[Data for review Boundary: Start]

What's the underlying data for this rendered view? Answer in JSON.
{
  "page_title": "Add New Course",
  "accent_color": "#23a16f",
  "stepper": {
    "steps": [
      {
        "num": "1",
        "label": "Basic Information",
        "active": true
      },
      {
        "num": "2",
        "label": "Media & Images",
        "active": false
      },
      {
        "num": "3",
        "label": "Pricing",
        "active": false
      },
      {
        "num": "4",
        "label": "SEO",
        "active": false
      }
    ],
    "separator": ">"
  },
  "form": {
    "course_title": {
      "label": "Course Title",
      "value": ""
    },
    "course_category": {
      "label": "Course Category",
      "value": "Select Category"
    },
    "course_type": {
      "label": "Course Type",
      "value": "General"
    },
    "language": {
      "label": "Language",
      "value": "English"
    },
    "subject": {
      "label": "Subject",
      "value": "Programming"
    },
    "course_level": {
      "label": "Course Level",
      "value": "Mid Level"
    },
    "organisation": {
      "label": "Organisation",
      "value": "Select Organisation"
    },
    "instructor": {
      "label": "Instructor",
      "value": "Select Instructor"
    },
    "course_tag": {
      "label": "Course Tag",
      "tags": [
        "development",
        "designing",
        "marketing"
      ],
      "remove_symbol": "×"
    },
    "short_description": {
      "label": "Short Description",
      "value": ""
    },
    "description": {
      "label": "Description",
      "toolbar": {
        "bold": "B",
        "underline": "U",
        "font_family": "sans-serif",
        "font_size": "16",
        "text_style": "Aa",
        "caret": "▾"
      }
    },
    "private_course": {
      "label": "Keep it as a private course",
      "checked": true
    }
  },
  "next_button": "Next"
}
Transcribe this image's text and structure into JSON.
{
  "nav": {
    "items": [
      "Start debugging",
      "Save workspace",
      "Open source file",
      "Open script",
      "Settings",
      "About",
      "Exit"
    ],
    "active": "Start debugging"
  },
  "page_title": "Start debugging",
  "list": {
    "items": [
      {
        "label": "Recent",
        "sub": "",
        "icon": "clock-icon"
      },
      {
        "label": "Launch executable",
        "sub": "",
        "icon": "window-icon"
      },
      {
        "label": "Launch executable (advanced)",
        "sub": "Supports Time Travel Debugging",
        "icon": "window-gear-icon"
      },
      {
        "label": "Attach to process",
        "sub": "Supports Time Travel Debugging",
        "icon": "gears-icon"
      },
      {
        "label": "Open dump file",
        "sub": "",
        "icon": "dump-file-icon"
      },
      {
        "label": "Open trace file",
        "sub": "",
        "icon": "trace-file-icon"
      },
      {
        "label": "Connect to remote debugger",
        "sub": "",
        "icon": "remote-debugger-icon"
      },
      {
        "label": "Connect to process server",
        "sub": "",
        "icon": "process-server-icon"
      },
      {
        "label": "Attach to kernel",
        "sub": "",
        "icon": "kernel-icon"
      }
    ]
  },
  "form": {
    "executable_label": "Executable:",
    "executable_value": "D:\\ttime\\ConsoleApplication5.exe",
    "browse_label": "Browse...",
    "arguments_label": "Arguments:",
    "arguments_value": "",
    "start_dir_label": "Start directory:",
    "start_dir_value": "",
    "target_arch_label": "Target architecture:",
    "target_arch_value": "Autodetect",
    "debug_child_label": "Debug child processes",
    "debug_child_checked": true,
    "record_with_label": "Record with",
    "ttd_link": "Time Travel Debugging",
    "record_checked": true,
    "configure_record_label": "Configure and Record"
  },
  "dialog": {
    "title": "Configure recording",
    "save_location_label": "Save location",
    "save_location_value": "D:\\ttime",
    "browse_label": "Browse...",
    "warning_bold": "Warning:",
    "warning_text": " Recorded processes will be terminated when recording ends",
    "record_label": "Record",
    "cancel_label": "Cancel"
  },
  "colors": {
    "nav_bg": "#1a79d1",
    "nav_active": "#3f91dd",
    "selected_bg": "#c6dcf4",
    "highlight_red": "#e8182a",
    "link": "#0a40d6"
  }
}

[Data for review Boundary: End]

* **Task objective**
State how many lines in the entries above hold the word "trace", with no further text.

* **Answer area**
2